The questionable cover comes less than six months after another one caught the attention of bloggers.
posted by Andy Bechtel at 8:16 PM | Permalink | 0 comments
Monday, February 05, 2007
When down is better than up
Headlines have different "styles," or looks. Up-style headlines capitalize most words. Down-style headlines only capitalize the first word and other words that are proper names, abbreviations, etc.

Many U.S. newspapers, magazines and news sites (but not this blog, as I explain later in this post) prefer down-style — and for good reasons. For one thing, down-style headlines are a little easier to write. Capital letters, after all, take up more space than lowercase ones, and headline writers will take any extra space they can get.

Up-style headlines also run the risk of confusing readers. The example you see above illustrates this problem. "Black" refers to Jim Black, a state lawmaker. But it could be read as a color or racial designation.

The down-style version would look like this:

Judge declines to dismiss case against Black ally

That makes it clear that "Black" is a proper name, not a simple adjective.

But what about the headlines on this blog? The template is set up for up-style headlines, and I am going to let it stay that way. I will, however, try not to write any ambiguous up-style headlines.

UPDATE: Fellow blogger and editing professor Doug Fisher notes that The Associated Press is adding a headline entry to its stylebook. It recommends down-style.
posted by Andy Bechtel at 4:57 PM | Permalink | 0 comments
Sunday, February 04, 2007
Headlines that make you say "D'oh!"

Donuts or doughnuts — but not dougnuts.
posted by Andy Bechtel at 8:25 PM | Permalink | 0 comments
Resorting the news
Melanie Sill, the executive editor at The News & Observer, is telling readers about a reorganization of the newsroom to address the rapid changes in the profession. As Sill puts it:

We're no longer a newspaper with a Web site. We're a newsroom producing print and online publications.

The N&O's new newsroom is not as radical as Gannett's information centers, and Sill doesn't say much about the role of copy editing, which is a question that needs to be answered. It's clear, however, that the evolution of professional news organizations will affect everyone working in journalism.
posted by Andy Bechtel at 1:59 PM | Permalink | 1 comments
Friday, February 02, 2007
Finding your religion
The Religion Newswriters Association has a new online stylebook.

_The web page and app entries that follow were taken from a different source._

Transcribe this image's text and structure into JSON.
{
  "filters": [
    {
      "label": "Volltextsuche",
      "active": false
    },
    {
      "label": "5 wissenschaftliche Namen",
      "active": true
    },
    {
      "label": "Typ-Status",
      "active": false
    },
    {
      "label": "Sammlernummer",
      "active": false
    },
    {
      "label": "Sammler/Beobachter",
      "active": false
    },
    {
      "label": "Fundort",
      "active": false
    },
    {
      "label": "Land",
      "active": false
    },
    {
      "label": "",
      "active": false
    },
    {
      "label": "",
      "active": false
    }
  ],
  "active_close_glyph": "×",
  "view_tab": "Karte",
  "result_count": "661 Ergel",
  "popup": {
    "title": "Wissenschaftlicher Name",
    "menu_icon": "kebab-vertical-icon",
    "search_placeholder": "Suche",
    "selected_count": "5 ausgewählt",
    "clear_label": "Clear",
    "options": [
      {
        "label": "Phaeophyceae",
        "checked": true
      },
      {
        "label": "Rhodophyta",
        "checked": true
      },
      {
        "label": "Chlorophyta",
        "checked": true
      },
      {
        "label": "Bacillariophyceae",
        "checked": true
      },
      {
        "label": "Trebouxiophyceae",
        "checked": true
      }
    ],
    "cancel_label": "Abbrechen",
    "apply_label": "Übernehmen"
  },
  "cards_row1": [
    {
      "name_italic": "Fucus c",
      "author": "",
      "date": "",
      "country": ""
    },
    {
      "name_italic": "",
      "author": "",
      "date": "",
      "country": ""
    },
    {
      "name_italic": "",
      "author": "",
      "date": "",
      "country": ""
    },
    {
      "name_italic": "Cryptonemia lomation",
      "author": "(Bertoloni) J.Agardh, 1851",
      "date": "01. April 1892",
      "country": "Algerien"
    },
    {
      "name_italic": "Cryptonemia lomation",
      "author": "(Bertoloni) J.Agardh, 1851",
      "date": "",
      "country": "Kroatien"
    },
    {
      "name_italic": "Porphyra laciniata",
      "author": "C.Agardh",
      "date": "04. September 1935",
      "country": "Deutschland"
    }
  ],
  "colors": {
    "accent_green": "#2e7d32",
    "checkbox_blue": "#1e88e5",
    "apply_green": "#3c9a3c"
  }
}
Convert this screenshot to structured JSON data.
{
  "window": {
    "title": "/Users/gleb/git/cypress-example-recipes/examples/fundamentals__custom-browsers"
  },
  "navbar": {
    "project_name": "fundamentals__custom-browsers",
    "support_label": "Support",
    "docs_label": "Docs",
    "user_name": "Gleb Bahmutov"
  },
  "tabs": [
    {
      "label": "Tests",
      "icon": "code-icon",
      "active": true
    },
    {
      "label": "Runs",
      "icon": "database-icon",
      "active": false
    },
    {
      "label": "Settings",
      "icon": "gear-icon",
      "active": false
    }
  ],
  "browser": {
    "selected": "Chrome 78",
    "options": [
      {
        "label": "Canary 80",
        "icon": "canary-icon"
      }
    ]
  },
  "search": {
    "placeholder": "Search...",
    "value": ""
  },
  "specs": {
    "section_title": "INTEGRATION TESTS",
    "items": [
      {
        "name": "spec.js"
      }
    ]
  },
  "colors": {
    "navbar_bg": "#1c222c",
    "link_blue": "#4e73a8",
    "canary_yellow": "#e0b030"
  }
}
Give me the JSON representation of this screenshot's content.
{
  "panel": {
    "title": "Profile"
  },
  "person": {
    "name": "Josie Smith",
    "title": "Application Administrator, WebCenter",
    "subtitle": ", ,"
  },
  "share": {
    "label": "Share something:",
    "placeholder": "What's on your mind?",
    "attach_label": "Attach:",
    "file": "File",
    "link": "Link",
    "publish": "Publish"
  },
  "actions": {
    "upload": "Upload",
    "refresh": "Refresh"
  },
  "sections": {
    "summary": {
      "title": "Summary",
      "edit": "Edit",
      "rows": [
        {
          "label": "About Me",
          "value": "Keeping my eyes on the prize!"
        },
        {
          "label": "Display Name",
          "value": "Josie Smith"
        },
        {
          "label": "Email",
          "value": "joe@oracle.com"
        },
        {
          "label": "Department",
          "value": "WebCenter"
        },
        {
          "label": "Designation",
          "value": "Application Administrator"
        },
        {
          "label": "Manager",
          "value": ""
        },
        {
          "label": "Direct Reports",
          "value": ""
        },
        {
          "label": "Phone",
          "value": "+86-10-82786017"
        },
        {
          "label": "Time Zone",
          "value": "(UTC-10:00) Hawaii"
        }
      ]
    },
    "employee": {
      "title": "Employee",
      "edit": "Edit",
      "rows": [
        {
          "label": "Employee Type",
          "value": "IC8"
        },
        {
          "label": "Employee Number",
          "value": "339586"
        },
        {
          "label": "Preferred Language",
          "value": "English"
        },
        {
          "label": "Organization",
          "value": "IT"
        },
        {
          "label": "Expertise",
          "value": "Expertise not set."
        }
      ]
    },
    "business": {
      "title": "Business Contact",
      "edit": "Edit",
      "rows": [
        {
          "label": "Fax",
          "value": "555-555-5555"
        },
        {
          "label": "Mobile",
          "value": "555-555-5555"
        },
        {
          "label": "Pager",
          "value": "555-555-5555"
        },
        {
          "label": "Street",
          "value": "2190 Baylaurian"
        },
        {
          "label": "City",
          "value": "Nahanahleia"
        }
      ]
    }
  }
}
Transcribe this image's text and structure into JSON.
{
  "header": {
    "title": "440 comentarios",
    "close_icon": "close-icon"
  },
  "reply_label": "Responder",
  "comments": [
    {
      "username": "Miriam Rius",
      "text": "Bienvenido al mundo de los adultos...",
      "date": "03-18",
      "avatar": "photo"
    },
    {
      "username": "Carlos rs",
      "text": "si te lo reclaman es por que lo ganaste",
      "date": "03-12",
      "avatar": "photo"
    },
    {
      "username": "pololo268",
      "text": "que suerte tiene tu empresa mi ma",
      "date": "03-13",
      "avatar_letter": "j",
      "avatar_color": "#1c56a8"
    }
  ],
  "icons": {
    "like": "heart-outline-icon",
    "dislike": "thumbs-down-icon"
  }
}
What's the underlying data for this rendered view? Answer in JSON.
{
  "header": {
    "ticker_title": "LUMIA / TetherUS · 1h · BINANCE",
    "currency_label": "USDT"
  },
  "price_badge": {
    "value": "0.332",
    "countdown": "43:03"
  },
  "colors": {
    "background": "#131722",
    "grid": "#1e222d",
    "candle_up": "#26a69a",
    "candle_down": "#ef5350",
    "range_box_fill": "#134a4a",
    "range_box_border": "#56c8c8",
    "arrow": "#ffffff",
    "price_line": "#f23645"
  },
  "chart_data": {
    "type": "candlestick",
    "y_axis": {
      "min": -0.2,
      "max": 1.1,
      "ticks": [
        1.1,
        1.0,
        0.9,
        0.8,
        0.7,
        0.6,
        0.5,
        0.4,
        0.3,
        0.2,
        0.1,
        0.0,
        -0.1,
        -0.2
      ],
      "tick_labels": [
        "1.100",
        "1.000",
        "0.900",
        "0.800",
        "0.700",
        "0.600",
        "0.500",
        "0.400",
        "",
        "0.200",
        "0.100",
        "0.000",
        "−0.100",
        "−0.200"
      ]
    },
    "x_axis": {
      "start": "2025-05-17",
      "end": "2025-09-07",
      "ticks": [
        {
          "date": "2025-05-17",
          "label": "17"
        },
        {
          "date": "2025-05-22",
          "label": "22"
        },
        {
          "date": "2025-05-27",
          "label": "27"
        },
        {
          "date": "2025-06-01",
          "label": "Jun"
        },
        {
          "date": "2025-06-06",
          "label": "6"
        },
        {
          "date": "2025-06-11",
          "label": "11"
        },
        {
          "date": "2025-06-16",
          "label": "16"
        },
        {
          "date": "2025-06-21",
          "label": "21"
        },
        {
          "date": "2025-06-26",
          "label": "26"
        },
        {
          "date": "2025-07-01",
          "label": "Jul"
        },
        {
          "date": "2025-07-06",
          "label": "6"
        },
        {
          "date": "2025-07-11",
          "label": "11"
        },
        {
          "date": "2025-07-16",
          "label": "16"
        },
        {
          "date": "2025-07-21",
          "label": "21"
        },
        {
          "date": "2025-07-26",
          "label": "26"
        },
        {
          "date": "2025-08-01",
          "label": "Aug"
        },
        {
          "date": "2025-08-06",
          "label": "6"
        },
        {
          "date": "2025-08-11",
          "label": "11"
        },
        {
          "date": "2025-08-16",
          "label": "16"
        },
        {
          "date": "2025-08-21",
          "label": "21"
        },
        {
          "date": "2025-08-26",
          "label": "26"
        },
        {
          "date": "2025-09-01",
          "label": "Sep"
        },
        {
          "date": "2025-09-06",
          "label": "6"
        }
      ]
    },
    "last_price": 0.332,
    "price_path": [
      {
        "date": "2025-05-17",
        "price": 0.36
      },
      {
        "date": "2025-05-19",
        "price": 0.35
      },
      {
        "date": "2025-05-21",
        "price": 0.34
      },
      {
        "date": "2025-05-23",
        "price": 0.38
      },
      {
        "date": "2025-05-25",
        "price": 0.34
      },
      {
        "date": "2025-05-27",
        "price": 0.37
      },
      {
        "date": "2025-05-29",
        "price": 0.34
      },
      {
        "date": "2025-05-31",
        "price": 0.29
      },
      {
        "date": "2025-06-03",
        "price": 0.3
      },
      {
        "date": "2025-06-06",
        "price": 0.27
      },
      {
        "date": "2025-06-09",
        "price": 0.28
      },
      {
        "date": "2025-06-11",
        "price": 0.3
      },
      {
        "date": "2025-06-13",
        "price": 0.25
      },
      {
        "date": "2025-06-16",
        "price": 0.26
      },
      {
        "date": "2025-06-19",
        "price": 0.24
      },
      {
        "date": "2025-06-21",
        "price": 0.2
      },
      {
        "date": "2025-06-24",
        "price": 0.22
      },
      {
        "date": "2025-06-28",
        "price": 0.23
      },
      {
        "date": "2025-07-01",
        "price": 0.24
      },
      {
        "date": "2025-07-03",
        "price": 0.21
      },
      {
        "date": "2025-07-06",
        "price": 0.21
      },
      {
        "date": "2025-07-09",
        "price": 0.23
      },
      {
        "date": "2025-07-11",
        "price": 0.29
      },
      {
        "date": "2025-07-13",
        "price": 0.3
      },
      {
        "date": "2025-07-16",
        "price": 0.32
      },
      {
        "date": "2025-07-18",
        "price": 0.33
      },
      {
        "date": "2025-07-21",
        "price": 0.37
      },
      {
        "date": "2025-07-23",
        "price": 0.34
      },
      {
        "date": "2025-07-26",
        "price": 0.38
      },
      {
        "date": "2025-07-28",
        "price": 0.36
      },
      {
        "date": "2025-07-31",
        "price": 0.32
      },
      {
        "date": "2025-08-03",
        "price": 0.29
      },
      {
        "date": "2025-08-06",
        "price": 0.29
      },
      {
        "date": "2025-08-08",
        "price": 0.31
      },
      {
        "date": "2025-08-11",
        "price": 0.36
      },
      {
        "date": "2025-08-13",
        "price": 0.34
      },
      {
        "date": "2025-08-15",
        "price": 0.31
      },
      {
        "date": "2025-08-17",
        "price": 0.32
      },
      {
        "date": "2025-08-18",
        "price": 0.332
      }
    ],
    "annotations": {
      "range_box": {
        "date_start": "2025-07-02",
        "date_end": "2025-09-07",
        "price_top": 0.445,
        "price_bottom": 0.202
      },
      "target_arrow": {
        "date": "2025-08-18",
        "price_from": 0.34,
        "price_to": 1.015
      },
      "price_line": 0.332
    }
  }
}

It's a great resource that goes beyond what AP has in this area in its stylebook.
posted by Andy Bechtel at 1:27 PM | Permalink | 0 comments
The latest from the front
Here's an interesting passage from the National Intelligence Estimate on Iraq, which was released today:
The term 'civil war' accurately describes key elements of the Iraqi conflict, including the hardening of ethno-sectarian identities, a sea change in the character of the violence, ethno-sectarian mobilization, and population displacements.
The report also said the situation in Iraq was so complex that "civil war" isn't an ideal fit. Yet, given that U.S. intelligence is giving the term some credence, will the American wire services go along?

More on the NIE and "civil war" reaction here.

UPDATE: Columnist Charles Krauthammer discusses surges, redeployments and escalations.
posted by Andy Bechtel at 12:13 PM | Permalink | 0 comments
ACES breaks deadline
The deadline for early registration for the ACES conference in Miami has moved from Feb. 1 to Feb. 15. Take a look at the early version of the schedule, and you will see that this three-day meeting in late April is shaping up to be one of the best ACES gatherings yet.
posted by Andy Bechtel at 10:40 AM | Permalink | 0 comments